Last Updated Sep 16, 2019 at 10:32 pm PDT

(Kenny Mason, NEWS 1130 Photo)
Summary

This comes almost a year after a student at Lord Byng Secondary posted a video spewing racial slurs and threats

Marie Tate with the BC Community Alliance says they need to be serious about having "zero tolerance"

VANCOUVER (NEWS 1130) —¬†Parents had a lot of concerns to voice at a meeting with the Vancouver School Board over a racist video that was made by a Lord Byng Secondary student last year.

Parents came in with a petition with 800 signatures along with them — demanding stronger policies for tackling intolerance. The meeting went over an hour longer than scheduled.

Sitting around a round table parents talked a lack of clarity around the video targeting a black student last year and the student who made it.

Suzanne Daley, a mother of a student affected says the incident was incredibly mishandled. She says it should have been dealt with in a day if the principal and school administration took the appropriate measures.

“We’re the two families affected. They talk a lot about restorative action in the letters that I’ve received, but both our kids have just left. It has failed both our kids,” she says, adding it took 10 months of letter writing and emails to get the meeting started.

“If another youth seeing that this person got to make a death threat video and come back to the same community then that tells the 20 friends that it’s okay, you can do this, you can make a death threat video. That’s not okay,” she says.

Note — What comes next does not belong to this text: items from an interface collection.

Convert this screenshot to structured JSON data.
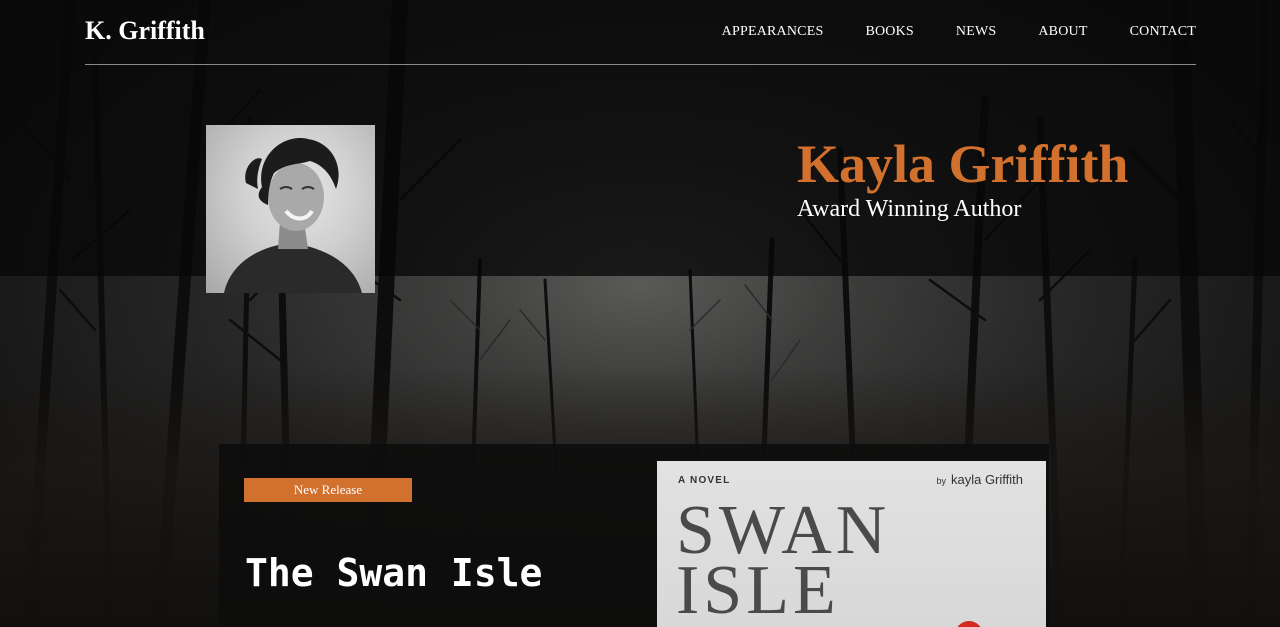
{
  "site": {
    "logo": "K. Griffith"
  },
  "nav": {
    "items": [
      "APPEARANCES",
      "BOOKS",
      "NEWS",
      "ABOUT",
      "CONTACT"
    ]
  },
  "hero": {
    "name": "Kayla Griffith",
    "tagline": "Award Winning Author",
    "photo_icon": "author-portrait"
  },
  "feature": {
    "badge": "New Release",
    "title": "The Swan Isle",
    "cover": {
      "kicker": "A NOVEL",
      "by": "by",
      "author": "kayla Griffith",
      "title": "SWAN\nISLE"
    }
  },
  "colors": {
    "accent": "#d2702e",
    "text": "#ffffff",
    "header_rule": "#8a8a8a"
  }
}
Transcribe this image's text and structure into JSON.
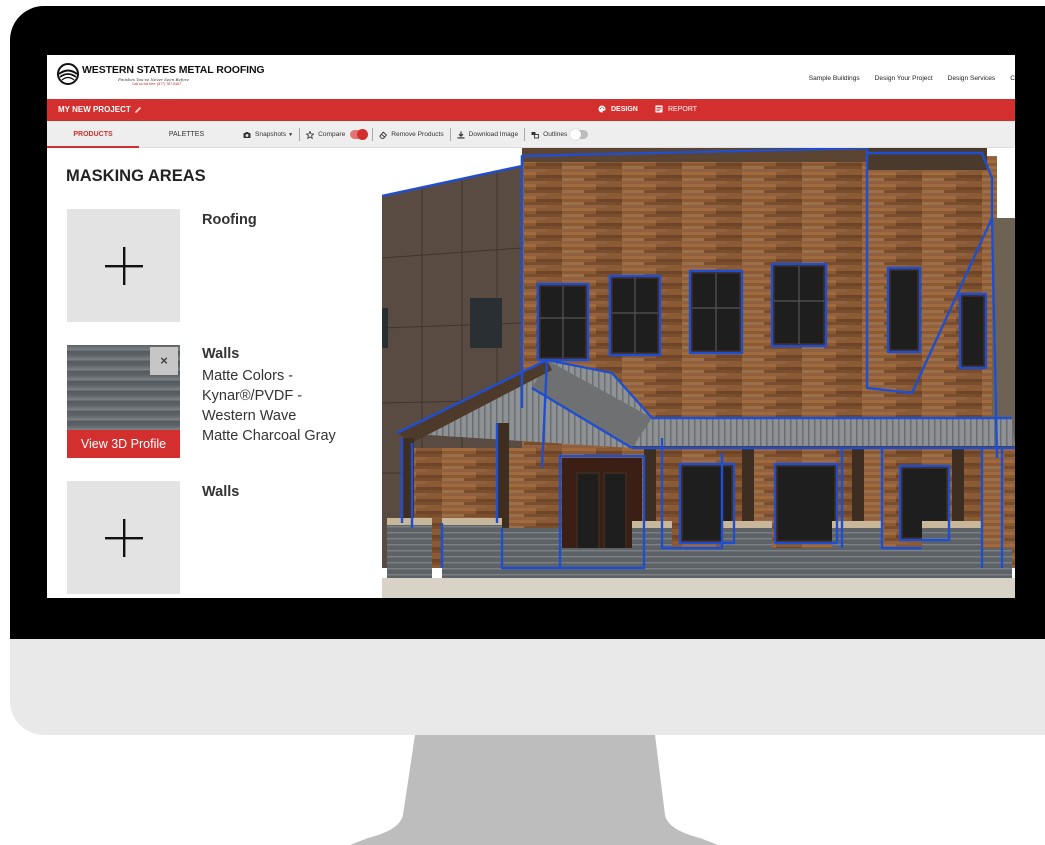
{
  "brand": {
    "name": "WESTERN STATES METAL ROOFING",
    "tagline": "Finishes You've Never Seen Before",
    "phone": "Call us toll free: (877) 787-5467"
  },
  "nav": {
    "links": [
      "Sample Buildings",
      "Design Your Project",
      "Design Services",
      "C"
    ]
  },
  "project": {
    "name": "MY NEW PROJECT",
    "modes": {
      "design": "DESIGN",
      "report": "REPORT"
    }
  },
  "sidebar_tabs": {
    "products": "PRODUCTS",
    "palettes": "PALETTES"
  },
  "toolbar": {
    "snapshots": "Snapshots",
    "compare": "Compare",
    "compare_on": true,
    "remove_products": "Remove Products",
    "download_image": "Download Image",
    "outlines": "Outlines",
    "outlines_on": false
  },
  "panel": {
    "title": "MASKING AREAS",
    "areas": [
      {
        "name": "Roofing"
      },
      {
        "name": "Walls",
        "detail": [
          "Matte Colors -",
          "Kynar®/PVDF -",
          "Western Wave",
          "Matte Charcoal Gray"
        ],
        "remove_label": "×",
        "view_label": "View 3D Profile"
      },
      {
        "name": "Walls"
      }
    ]
  },
  "colors": {
    "accent": "#d32f2f",
    "outline": "#1f4fd0",
    "wall_product": "#5d6266"
  }
}
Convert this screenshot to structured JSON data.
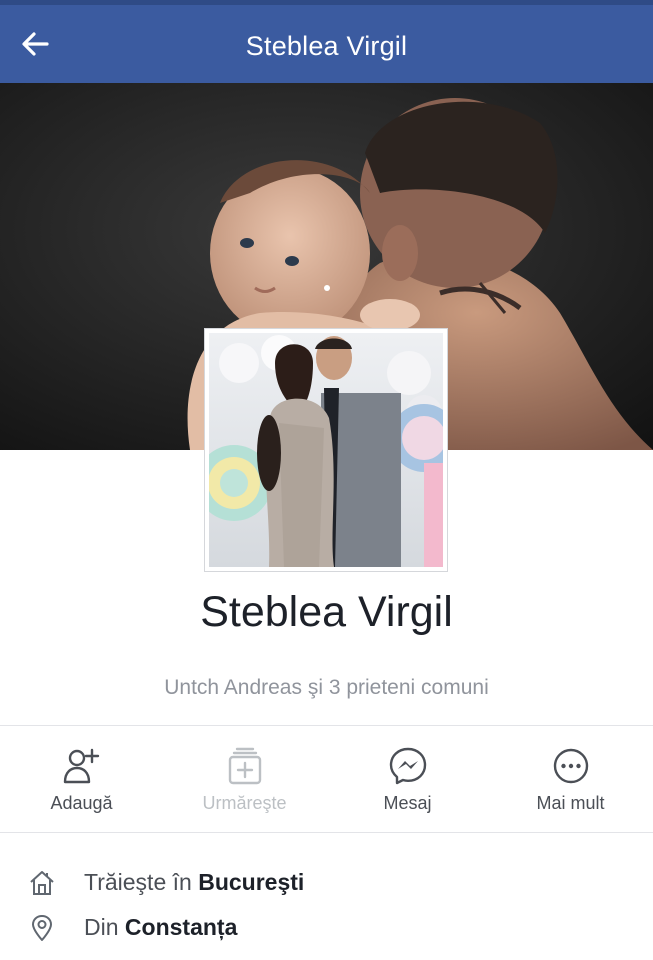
{
  "header": {
    "title": "Steblea Virgil",
    "back_icon": "arrow-left-icon"
  },
  "profile": {
    "name": "Steblea Virgil",
    "mutual_friends": "Untch Andreas şi 3 prieteni comuni"
  },
  "actions": [
    {
      "label": "Adaugă",
      "icon": "add-friend-icon",
      "enabled": true
    },
    {
      "label": "Urmăreşte",
      "icon": "follow-icon",
      "enabled": false
    },
    {
      "label": "Mesaj",
      "icon": "messenger-icon",
      "enabled": true
    },
    {
      "label": "Mai mult",
      "icon": "more-icon",
      "enabled": true
    }
  ],
  "info": {
    "lives_prefix": "Trăieşte în",
    "lives_city": "Bucureşti",
    "from_prefix": "Din",
    "from_city": "Constanța"
  },
  "colors": {
    "header_bg": "#3b5ba0",
    "text_primary": "#1d2129",
    "text_secondary": "#90949c"
  }
}
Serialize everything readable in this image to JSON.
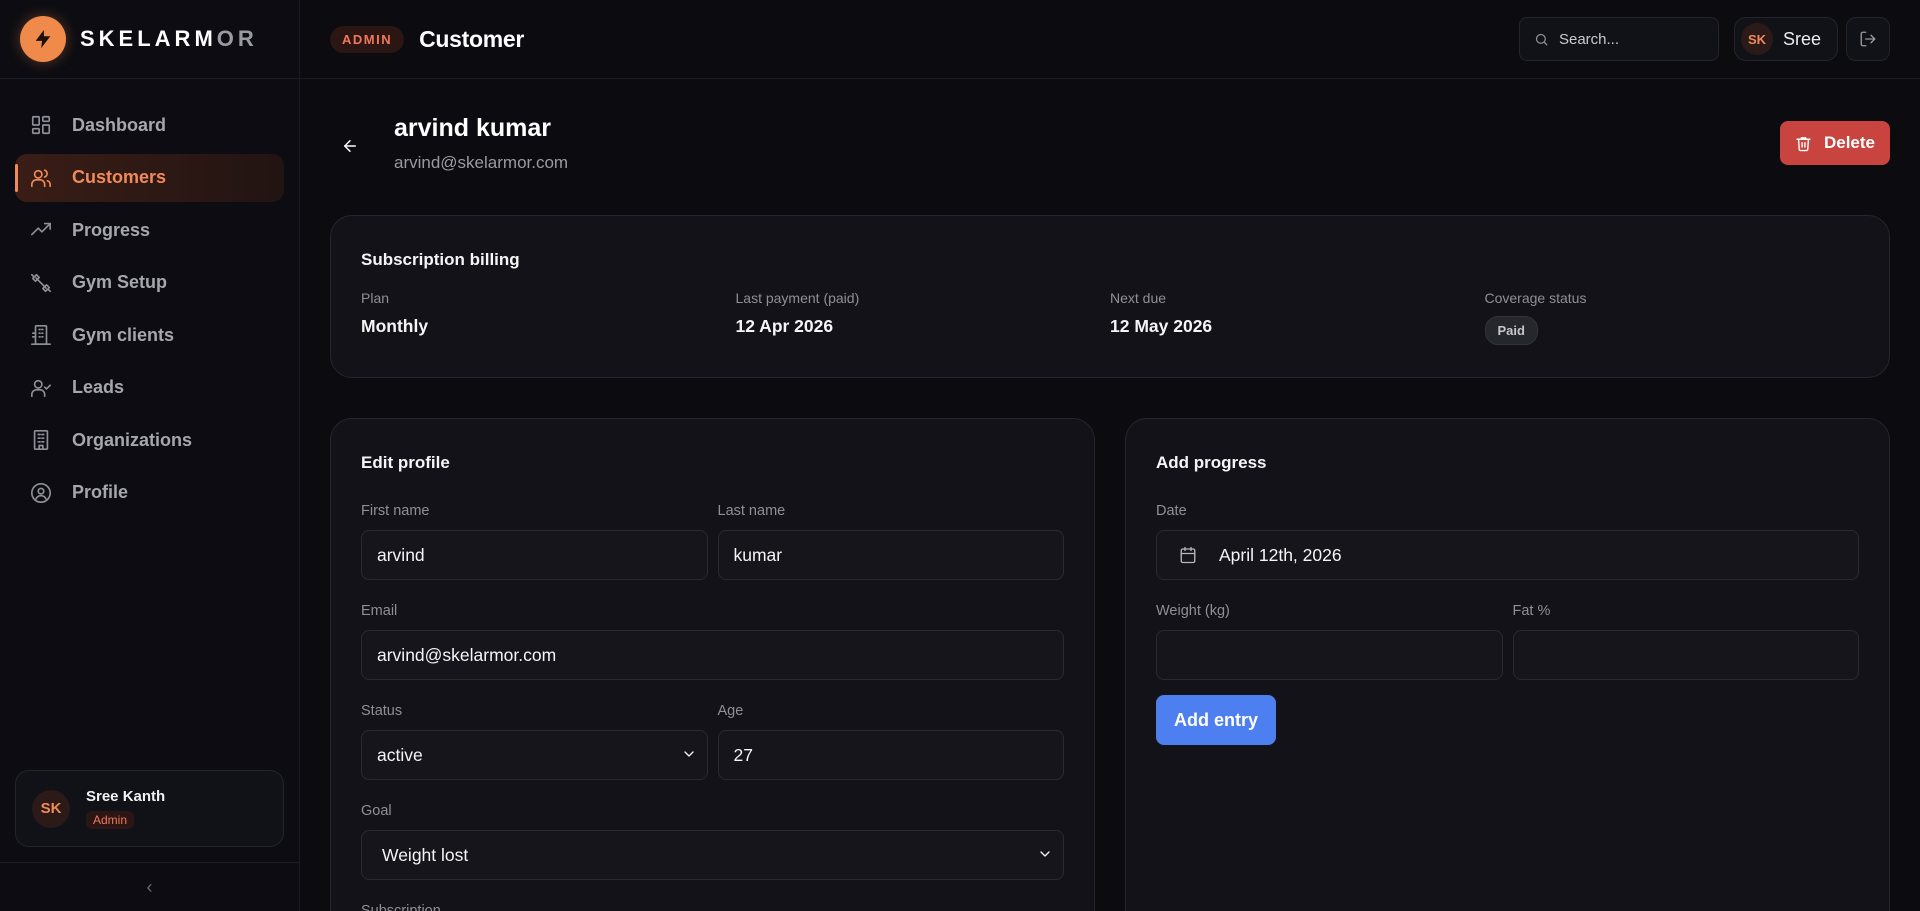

Both students who were targeted in the video have no plans to return to the school.

Rita Baboth says her daughter was seriously impacted by the situation.

“We feel like no one listened to us. No one took it as a hate crime, they wanted to call it just a mistake. It’s not, it’s a hate crime,” she says.

Marie Tate with the BC Community Alliance says they need to be serious about having “zero tolerance.”

“Right now it’s very vague, and it doesn’t seem to do much. Because if someone can post a bomb-threat against a whole race of people on social media and come back to the same school that students who feel threatened are still at, that’s not a zero-tolerance policy,” she says.

The School District says they are looking to put measures in place to make students and staff feel safe moving forward and will look to see how they will address racism moving forward, but will not say exactly what steps will be taken.

The District would not comment on the status of the student behind the racist video.